◆ Work to be completed ◆
Below are some entries. Copy each line in them that holds "магазине".

Dataset rows describing interfaces:

[Start of Attachment]

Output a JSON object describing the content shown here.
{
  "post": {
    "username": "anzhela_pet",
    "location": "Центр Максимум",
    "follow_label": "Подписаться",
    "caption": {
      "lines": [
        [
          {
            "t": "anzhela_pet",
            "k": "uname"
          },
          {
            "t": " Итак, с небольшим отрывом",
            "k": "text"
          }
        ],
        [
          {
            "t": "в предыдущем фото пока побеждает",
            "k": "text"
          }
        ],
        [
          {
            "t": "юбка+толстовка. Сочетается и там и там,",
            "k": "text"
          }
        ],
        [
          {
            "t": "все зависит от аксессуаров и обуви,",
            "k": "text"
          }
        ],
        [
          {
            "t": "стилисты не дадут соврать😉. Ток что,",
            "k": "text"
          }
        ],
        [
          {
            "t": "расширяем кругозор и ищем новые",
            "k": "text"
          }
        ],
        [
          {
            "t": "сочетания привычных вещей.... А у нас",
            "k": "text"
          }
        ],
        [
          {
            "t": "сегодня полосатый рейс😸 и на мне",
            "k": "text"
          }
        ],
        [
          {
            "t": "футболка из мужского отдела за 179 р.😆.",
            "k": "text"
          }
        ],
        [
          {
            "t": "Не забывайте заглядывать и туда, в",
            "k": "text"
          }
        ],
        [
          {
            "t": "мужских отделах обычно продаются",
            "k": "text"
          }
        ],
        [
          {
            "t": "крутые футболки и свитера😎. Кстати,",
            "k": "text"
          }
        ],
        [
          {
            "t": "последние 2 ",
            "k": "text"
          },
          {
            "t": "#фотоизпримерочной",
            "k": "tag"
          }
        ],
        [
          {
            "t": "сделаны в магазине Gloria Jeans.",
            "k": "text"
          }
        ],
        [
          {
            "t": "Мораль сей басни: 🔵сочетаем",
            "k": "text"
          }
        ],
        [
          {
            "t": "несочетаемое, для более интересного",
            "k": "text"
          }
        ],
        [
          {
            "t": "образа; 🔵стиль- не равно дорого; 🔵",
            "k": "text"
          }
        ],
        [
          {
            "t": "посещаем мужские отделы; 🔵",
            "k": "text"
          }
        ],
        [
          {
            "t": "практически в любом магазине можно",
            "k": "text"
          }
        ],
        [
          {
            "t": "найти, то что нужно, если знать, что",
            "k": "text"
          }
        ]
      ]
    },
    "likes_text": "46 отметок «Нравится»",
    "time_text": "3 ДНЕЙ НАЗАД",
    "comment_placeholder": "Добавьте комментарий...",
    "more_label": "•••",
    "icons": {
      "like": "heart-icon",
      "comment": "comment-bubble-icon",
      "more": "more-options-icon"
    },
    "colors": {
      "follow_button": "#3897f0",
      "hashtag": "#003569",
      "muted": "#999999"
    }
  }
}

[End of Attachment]

◆ Finished task ◆
            "t": "сделаны в магазине Gloria Jeans.",
            "t": "практически в любом магазине можно",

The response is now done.